START Records shown

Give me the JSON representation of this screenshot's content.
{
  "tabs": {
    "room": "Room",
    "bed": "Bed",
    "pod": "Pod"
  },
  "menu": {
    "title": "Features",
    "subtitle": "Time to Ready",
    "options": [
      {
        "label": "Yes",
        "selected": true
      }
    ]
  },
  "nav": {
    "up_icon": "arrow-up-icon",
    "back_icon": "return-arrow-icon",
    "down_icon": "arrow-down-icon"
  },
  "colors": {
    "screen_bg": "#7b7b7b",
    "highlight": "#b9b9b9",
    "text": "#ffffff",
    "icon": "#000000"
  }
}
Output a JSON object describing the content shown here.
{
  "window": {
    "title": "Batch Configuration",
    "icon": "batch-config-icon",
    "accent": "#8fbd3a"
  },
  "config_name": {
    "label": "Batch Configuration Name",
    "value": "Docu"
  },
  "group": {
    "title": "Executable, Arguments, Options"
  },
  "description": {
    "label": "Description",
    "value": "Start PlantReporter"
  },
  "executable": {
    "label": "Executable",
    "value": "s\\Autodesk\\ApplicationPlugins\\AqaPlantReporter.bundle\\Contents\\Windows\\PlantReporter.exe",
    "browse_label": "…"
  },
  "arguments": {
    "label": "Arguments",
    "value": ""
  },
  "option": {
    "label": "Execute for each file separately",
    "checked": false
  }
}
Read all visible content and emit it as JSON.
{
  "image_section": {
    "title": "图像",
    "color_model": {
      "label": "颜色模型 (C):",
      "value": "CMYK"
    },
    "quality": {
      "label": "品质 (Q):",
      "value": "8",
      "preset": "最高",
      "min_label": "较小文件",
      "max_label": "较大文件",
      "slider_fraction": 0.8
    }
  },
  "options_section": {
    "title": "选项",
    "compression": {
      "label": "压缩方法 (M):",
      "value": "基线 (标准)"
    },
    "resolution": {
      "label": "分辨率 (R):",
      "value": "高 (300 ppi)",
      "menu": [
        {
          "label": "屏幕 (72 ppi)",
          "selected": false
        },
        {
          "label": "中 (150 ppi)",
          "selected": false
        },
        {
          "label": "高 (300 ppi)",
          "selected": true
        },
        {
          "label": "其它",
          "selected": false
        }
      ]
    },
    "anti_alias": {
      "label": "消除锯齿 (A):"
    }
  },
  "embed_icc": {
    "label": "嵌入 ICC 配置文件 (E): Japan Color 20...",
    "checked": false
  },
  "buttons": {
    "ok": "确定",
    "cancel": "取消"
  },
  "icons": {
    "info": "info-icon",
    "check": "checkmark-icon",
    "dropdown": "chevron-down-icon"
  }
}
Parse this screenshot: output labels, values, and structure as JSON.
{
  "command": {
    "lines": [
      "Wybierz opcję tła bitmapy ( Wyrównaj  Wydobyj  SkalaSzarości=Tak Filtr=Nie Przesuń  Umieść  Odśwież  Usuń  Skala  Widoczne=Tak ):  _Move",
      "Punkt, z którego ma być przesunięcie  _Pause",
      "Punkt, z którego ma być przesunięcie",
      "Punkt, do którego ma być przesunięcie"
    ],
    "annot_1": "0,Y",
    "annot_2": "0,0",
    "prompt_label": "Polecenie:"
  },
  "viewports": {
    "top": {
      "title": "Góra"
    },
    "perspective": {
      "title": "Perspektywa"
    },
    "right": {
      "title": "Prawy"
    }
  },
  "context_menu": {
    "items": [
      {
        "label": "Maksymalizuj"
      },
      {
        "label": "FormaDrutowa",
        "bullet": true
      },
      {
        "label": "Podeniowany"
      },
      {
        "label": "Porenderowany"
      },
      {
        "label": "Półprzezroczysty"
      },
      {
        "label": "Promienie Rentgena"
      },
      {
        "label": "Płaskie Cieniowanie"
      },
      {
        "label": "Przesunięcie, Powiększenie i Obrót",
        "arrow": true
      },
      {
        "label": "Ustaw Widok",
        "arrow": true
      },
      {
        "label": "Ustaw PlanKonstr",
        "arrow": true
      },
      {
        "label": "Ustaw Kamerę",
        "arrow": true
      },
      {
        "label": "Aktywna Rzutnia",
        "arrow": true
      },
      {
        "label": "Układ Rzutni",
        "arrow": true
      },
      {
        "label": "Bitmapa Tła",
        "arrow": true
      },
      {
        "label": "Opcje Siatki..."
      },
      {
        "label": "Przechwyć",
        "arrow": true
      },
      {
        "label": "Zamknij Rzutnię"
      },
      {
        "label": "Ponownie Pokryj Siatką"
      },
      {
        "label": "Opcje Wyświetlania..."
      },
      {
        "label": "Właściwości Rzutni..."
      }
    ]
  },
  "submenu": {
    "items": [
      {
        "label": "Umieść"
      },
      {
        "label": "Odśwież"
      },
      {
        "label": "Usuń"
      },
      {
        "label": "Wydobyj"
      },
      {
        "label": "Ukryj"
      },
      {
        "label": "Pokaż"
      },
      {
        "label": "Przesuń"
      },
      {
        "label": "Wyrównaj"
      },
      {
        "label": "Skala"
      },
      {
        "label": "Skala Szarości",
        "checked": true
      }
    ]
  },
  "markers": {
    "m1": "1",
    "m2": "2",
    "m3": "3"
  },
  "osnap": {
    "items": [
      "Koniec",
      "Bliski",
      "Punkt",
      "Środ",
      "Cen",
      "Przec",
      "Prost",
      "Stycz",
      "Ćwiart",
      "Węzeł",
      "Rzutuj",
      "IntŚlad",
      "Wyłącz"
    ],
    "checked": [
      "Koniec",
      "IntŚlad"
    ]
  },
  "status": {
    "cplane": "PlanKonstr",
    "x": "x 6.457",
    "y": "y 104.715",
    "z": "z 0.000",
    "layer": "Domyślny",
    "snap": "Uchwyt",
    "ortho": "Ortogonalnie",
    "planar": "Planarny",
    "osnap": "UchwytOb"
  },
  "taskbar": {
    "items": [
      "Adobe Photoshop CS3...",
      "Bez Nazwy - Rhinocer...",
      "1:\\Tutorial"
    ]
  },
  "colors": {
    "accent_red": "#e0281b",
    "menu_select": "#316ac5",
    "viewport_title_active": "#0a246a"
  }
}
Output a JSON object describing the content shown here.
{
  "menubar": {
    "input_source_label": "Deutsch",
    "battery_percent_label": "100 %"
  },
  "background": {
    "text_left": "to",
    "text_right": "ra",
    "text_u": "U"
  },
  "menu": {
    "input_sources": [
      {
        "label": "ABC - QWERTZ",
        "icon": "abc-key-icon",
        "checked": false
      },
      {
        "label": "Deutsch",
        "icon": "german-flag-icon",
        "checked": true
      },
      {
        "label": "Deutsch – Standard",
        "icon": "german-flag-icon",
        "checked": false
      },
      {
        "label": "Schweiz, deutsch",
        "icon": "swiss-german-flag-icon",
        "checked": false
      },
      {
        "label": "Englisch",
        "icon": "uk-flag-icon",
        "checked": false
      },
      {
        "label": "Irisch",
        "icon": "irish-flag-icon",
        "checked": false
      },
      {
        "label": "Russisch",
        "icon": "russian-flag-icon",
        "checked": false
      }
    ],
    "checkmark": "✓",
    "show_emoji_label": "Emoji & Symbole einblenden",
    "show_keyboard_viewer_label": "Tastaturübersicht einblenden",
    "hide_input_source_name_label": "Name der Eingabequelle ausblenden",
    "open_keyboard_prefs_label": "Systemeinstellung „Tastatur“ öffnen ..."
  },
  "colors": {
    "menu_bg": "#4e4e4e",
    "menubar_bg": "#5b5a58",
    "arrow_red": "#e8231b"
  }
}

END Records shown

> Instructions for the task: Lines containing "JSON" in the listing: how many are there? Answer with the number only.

> Solution: 5